Charles: Radio Cult is not a site builder. We follow a modular philosophy of the typical widgets that are needed to build a radio. Such modules are the radio player, the schedule calendar, or the community chat. You can use your favourite site builder (such as WordPress), or build your site from scratch, and embed our widgets as needed. As a minimal solution, our widgets can be shared standalone as pop-up web applications. 

We also offer an API, similar to a headless CMS, for programmatic integrations, some of it is internal (to implement the admin view, for example), which we can open on demand for advanced users.

Radio Cult’s admin site – scheduling view

How about archiving? 

Charles: Like I said, storage is one of our strong sides, so yes, you can record and keep your past shows all within Radio Cult. As of now, archives are downloadable from the admin site, or they can be uploaded to SoundCloud or Mixcloud (as a built-in integration option). 

Finally, what gives you stability as a platform to bet on? Are you a successful business already? 

Charles: Radio Cult is a full-time and professional activity for us. So yes, we definitely plan to stick around for a long time to come. Luckily, thanks to recent sales and after rounds of reinvesting from our own pocket, we already have enough subscriptions for a more or less healthy operation in a minimal setup. 

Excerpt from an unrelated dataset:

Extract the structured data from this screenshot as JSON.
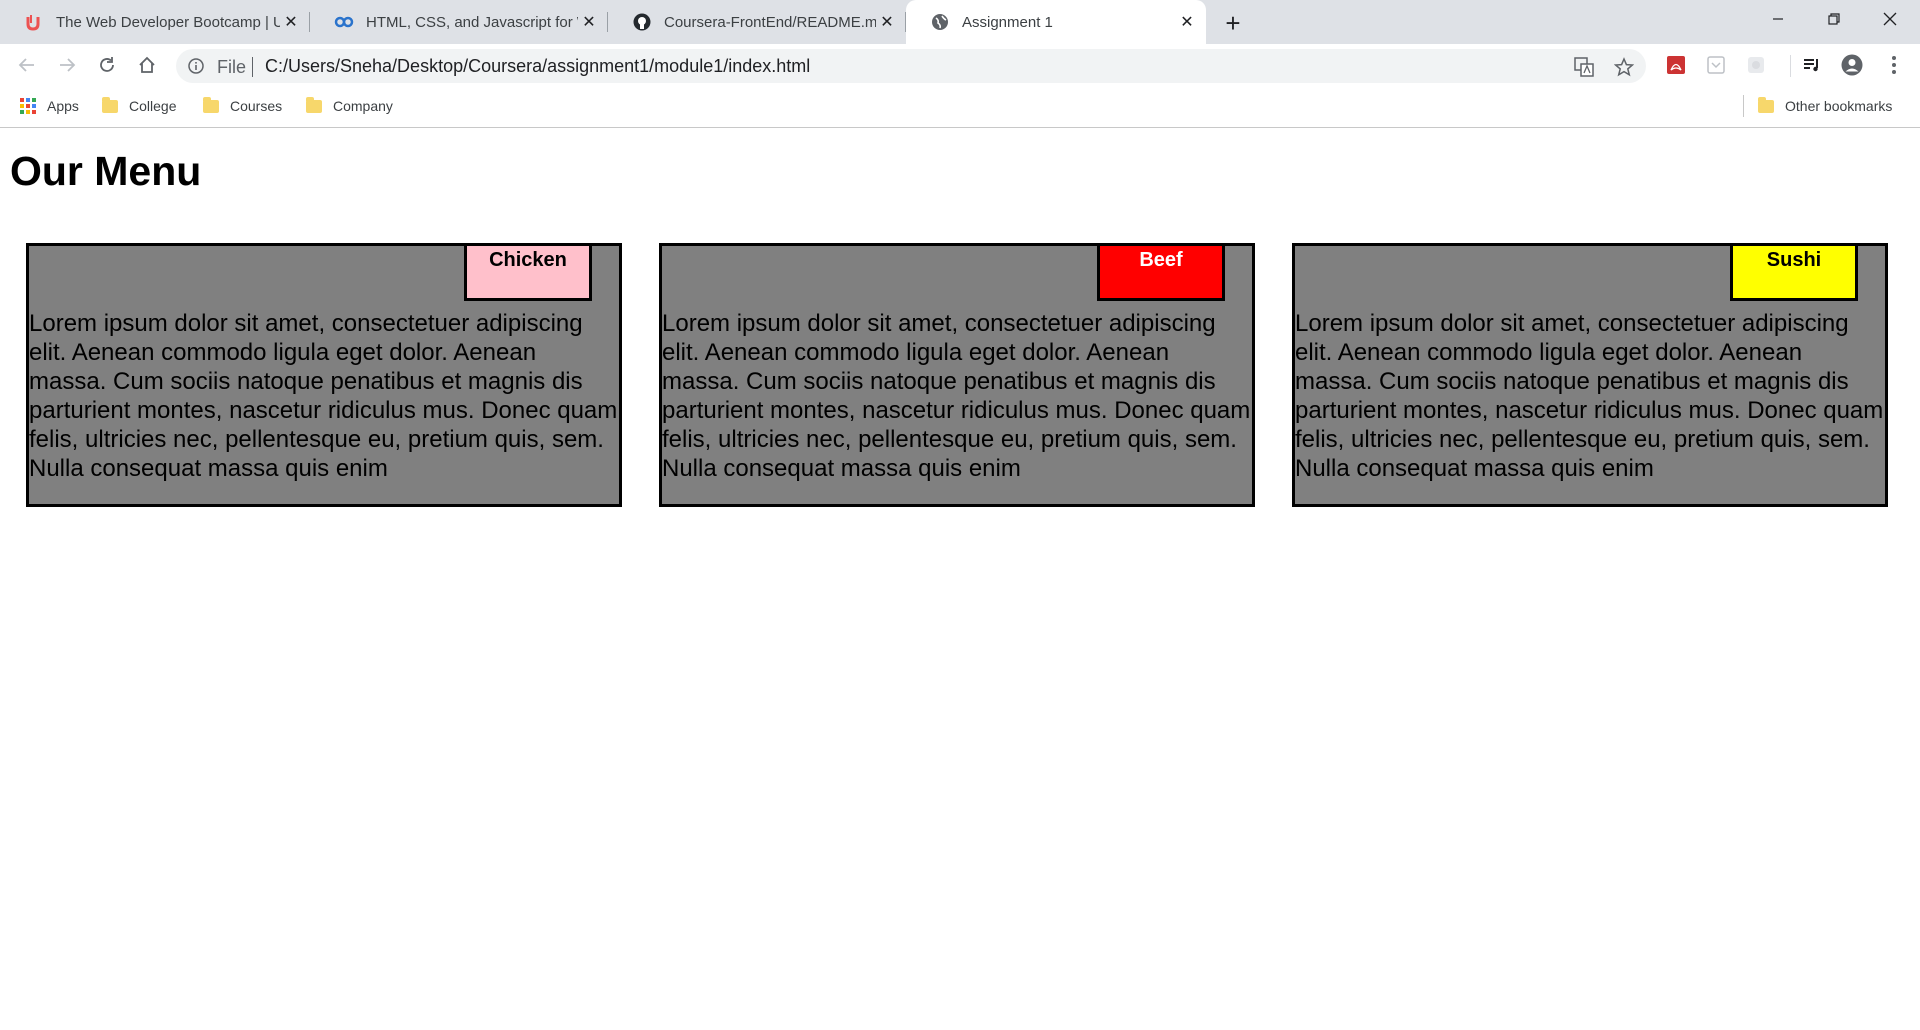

And you recently moved to London…

Charles: Yeah, this is closer to where most of our customers are and I’m excited to be more involved in the community and independent radio space. 

Great, hope to meet you in person soon! And thanks for the great chat Charles!


This article is brought to you as part of the EM GUIDE project – an initiative dedicated to empowering independent music magazines and strengthen the underground music scene in Europe. Read more about the project at emgui.de.

Funded by the European Union. Views and opinions expressed are however those of the author(s) only and do not necessarily reflect those of the European Union or the European Education and Culture Executive Agency (EACEA). Neither the European Union nor EACEA can be held responsible for them.